Data records for software interfaces:
◇ ◇ ◇ ◇ ◇
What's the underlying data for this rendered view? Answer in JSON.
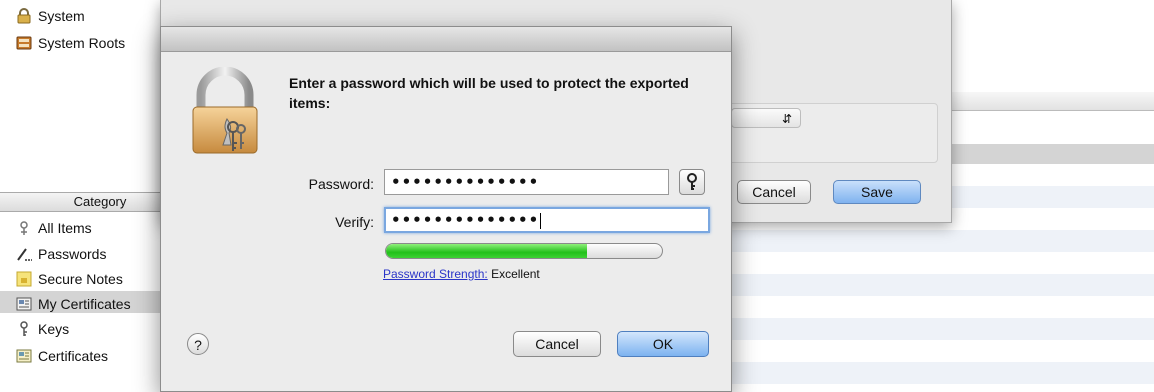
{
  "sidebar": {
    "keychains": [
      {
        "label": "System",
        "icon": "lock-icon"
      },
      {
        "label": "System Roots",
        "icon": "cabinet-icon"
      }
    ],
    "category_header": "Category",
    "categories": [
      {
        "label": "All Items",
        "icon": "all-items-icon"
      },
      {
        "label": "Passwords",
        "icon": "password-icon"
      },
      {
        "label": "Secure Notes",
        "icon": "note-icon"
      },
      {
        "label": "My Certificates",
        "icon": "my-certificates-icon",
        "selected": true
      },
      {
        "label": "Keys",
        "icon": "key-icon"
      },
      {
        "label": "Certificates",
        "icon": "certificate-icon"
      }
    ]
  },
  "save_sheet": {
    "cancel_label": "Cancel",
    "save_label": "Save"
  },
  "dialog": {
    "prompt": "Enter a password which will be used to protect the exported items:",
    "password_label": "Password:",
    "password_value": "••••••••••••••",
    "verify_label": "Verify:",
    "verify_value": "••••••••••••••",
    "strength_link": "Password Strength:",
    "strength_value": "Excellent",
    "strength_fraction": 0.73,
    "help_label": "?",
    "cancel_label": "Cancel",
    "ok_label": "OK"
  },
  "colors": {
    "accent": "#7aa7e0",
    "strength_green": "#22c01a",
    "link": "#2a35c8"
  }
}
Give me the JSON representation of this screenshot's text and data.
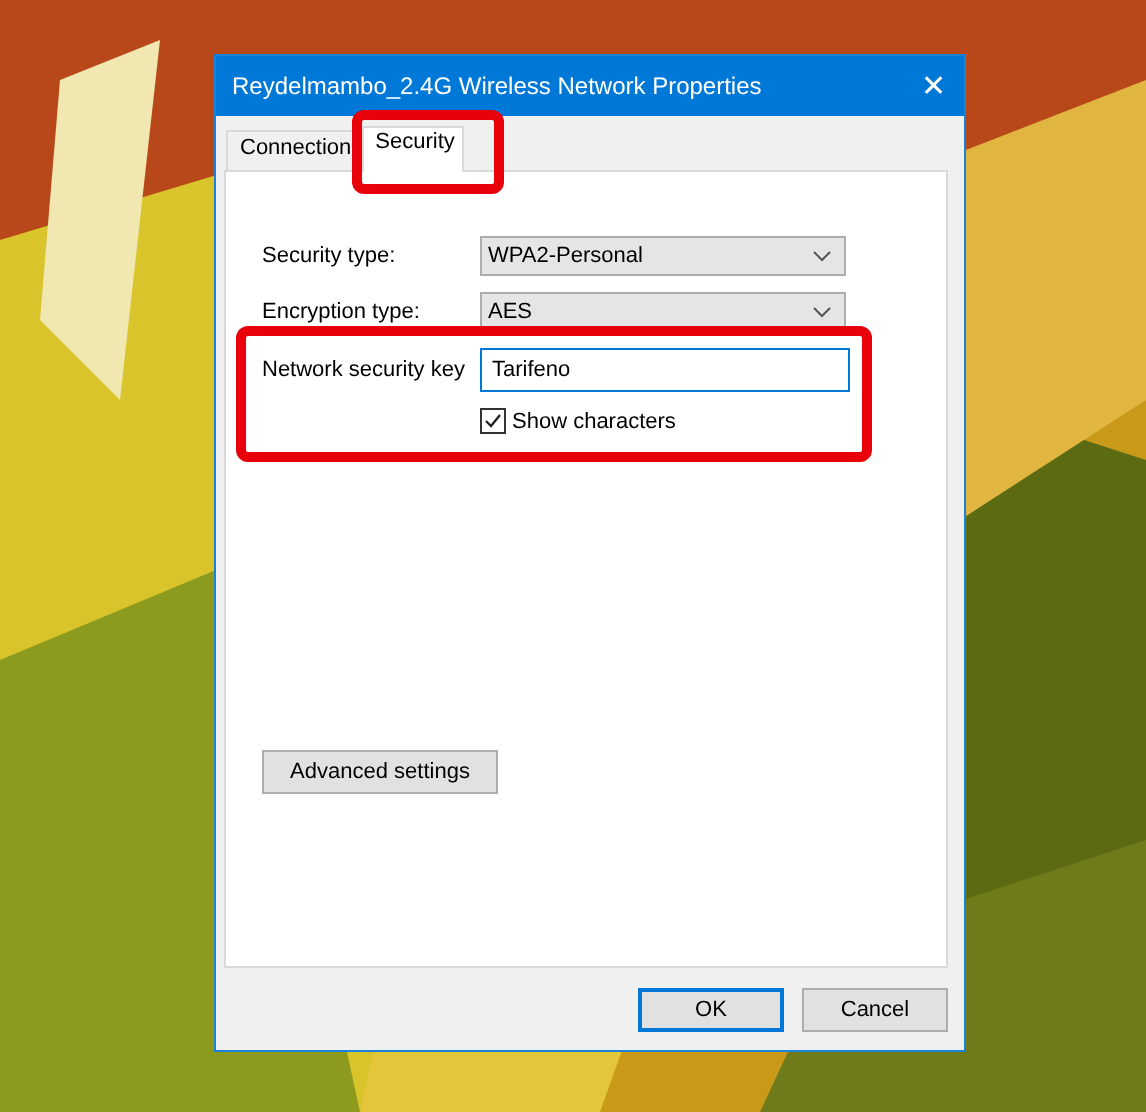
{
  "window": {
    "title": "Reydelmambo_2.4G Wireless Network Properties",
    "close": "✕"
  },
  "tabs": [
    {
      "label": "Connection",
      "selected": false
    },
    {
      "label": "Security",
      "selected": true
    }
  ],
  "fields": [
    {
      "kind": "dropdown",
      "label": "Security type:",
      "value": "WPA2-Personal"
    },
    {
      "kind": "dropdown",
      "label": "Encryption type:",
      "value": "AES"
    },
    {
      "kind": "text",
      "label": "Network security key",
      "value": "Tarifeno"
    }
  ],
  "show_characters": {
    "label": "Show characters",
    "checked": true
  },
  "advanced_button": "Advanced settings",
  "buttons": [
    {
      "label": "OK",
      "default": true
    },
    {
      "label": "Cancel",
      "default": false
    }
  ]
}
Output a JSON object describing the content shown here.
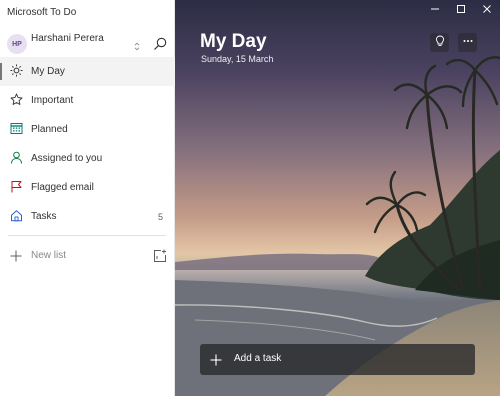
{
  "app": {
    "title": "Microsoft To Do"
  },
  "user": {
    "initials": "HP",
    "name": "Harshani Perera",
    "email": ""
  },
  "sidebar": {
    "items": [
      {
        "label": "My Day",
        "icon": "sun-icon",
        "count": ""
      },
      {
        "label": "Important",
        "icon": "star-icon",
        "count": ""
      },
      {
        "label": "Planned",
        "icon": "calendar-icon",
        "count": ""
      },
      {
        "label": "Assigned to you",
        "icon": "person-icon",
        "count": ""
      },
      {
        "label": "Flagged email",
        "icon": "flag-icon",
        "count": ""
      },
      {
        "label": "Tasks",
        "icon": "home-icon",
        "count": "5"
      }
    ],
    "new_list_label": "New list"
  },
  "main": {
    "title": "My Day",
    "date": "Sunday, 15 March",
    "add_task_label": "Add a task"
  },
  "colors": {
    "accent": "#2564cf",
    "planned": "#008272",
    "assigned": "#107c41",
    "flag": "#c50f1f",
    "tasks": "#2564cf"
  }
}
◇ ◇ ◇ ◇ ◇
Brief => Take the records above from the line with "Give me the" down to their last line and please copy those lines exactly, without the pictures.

Solution for this exercise =>
Give me the JSON representation of this screenshot's text and data.
{
  "window": {
    "title": "Reydelmambo_2.4G Wireless Network Properties",
    "close": "✕"
  },
  "tabs": [
    {
      "label": "Connection",
      "selected": false
    },
    {
      "label": "Security",
      "selected": true
    }
  ],
  "fields": [
    {
      "kind": "dropdown",
      "label": "Security type:",
      "value": "WPA2-Personal"
    },
    {
      "kind": "dropdown",
      "label": "Encryption type:",
      "value": "AES"
    },
    {
      "kind": "text",
      "label": "Network security key",
      "value": "Tarifeno"
    }
  ],
  "show_characters": {
    "label": "Show characters",
    "checked": true
  },
  "advanced_button": "Advanced settings",
  "buttons": [
    {
      "label": "OK",
      "default": true
    },
    {
      "label": "Cancel",
      "default": false
    }
  ]
}
Output a JSON object describing the content shown here.
{
  "app": {
    "title": "Microsoft To Do"
  },
  "user": {
    "initials": "HP",
    "name": "Harshani Perera",
    "email": ""
  },
  "sidebar": {
    "items": [
      {
        "label": "My Day",
        "icon": "sun-icon",
        "count": ""
      },
      {
        "label": "Important",
        "icon": "star-icon",
        "count": ""
      },
      {
        "label": "Planned",
        "icon": "calendar-icon",
        "count": ""
      },
      {
        "label": "Assigned to you",
        "icon": "person-icon",
        "count": ""
      },
      {
        "label": "Flagged email",
        "icon": "flag-icon",
        "count": ""
      },
      {
        "label": "Tasks",
        "icon": "home-icon",
        "count": "5"
      }
    ],
    "new_list_label": "New list"
  },
  "main": {
    "title": "My Day",
    "date": "Sunday, 15 March",
    "add_task_label": "Add a task"
  },
  "colors": {
    "accent": "#2564cf",
    "planned": "#008272",
    "assigned": "#107c41",
    "flag": "#c50f1f",
    "tasks": "#2564cf"
  }
}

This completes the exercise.